Mrs Justice Whipple explained that the underlying legal case concerned Quick Draw Ltd lending money to Global Live Events (GLE), in relation to a Michael Jackson tribute concert at the Millennium Stadium in Cardiff in October 2011. GLE was in administration by the time of the trial.
Mr Henry was also a defendant as he was responsible for all the contractual documents drawn up to evidence the loan.
Quick Draw won in 2012, with the judge finding that the conduct of Mr Henry and another defendant fell short of that expected of ordinary honest individuals with their knowledge and experience, and that they were both guilty of a dishonest assistance in breach of trust by GLE.
Mr Henry sought permission to appeal to the Court of Appeal but he was refused permission and that application was certified as being totally without merit.
Quick Draw was represented by two barristers and media law firm Wiggin, all of whom Mr Henry accused of making false representations during the proceedings. He complained to their respective professional bodies.
The Solicitors Regulation Authority (SRA) refused to pursue the complaint against Wiggin, a decision that was upheld after an earlier application by Mr Henry for judicial review was refused.
In all, Mr Henry has made 337 complaints against the barristers. The BSB’s professional conduct committee (PCC) split them into two tranches, the first dealing with just six complaints, all of which it rejected. There are separate proceedings over the BSB’s decision in the other 331.
Whipple J said: “The issue for me is whether there is any arguable error of law in the PCC’s conclusions or reasoning. I do not believe there is. The PCC was quite entitled to conclude, on the evidence before it, that there was insufficient evidence to prove to the criminal standard that there had been any misrepresentation and to dismiss the complaints on that basis.”

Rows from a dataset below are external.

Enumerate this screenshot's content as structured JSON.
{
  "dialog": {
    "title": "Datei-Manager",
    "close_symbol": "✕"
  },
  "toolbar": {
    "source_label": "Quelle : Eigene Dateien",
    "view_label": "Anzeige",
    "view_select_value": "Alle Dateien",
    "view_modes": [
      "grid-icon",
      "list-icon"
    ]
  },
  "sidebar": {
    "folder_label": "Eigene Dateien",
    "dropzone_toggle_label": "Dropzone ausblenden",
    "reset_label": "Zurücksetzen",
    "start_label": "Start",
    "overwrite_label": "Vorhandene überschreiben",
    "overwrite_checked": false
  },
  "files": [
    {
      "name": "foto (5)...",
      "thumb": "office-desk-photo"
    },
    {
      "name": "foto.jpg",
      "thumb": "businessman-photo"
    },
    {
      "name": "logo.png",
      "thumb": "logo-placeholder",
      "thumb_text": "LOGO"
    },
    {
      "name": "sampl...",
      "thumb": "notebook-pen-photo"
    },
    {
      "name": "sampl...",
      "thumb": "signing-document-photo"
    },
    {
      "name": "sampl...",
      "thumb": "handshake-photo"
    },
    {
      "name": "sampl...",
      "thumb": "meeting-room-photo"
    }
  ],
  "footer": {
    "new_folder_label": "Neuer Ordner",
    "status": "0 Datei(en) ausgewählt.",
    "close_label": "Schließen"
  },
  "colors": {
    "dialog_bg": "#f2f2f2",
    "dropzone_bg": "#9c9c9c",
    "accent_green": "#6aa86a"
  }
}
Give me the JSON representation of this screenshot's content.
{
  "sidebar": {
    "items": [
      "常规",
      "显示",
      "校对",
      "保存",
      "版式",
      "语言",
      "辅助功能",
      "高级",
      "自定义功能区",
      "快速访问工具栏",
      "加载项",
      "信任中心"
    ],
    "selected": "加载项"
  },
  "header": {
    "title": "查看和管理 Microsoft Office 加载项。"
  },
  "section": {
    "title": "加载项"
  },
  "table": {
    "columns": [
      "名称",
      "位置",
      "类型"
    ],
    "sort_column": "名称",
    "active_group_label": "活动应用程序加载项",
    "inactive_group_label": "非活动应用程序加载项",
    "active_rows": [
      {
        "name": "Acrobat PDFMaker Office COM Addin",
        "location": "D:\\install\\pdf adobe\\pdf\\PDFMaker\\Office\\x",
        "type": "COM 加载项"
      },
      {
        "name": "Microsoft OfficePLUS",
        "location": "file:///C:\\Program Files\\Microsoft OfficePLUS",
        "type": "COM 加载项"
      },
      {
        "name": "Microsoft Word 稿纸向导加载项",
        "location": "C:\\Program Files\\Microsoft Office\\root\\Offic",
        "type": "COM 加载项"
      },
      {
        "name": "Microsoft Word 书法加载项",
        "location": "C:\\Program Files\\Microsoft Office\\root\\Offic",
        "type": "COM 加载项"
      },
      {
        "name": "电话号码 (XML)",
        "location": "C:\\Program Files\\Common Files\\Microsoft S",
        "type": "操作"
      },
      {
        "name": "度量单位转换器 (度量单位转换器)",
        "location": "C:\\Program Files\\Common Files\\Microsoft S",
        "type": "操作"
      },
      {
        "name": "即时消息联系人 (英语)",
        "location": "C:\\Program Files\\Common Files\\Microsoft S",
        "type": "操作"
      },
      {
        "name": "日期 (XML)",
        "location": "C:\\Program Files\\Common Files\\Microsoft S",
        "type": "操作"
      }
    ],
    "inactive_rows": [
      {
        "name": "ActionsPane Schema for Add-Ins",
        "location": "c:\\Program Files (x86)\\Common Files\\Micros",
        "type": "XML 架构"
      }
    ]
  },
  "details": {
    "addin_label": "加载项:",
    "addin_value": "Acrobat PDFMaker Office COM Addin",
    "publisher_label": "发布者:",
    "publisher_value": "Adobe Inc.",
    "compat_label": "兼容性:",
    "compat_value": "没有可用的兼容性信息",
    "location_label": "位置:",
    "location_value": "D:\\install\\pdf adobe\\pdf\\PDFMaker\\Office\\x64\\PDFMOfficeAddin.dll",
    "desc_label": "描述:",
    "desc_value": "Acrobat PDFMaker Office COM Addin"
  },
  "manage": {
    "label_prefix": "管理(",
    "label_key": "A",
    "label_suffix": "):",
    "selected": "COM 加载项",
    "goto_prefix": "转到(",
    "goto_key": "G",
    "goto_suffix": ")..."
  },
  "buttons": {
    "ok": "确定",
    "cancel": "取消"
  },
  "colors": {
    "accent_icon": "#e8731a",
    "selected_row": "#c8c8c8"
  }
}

She went on to consider whether to make a CRO even though in this case Mr Henry’s grounds for seeking judicial review were “not so poor that I should classify them as being ‘totally without merit’”. However, he has previously brought four other unsuccessful judicial reviews against the BSB and SRA, and another one is pending against the SRA, the judge observed.
But accepting assurances from Mr Henry that he would in future only conduct proceedings with representation by counsel, the judge did not make a CRO “at this time”.
She added: “Mr Henry must realise that the court is very likely to make a CRO if he issues any more unmeritorious proceedings or makes or pursues any more unmeritorious applications, relating to the [Quick Draw] action or otherwise.
“This judgment will be public, and will doubtless be brought to the attention of any court which strikes out or refuses any further action or application by Mr Henry on the basis that it is totally without merit. Mr Henry has been warned.”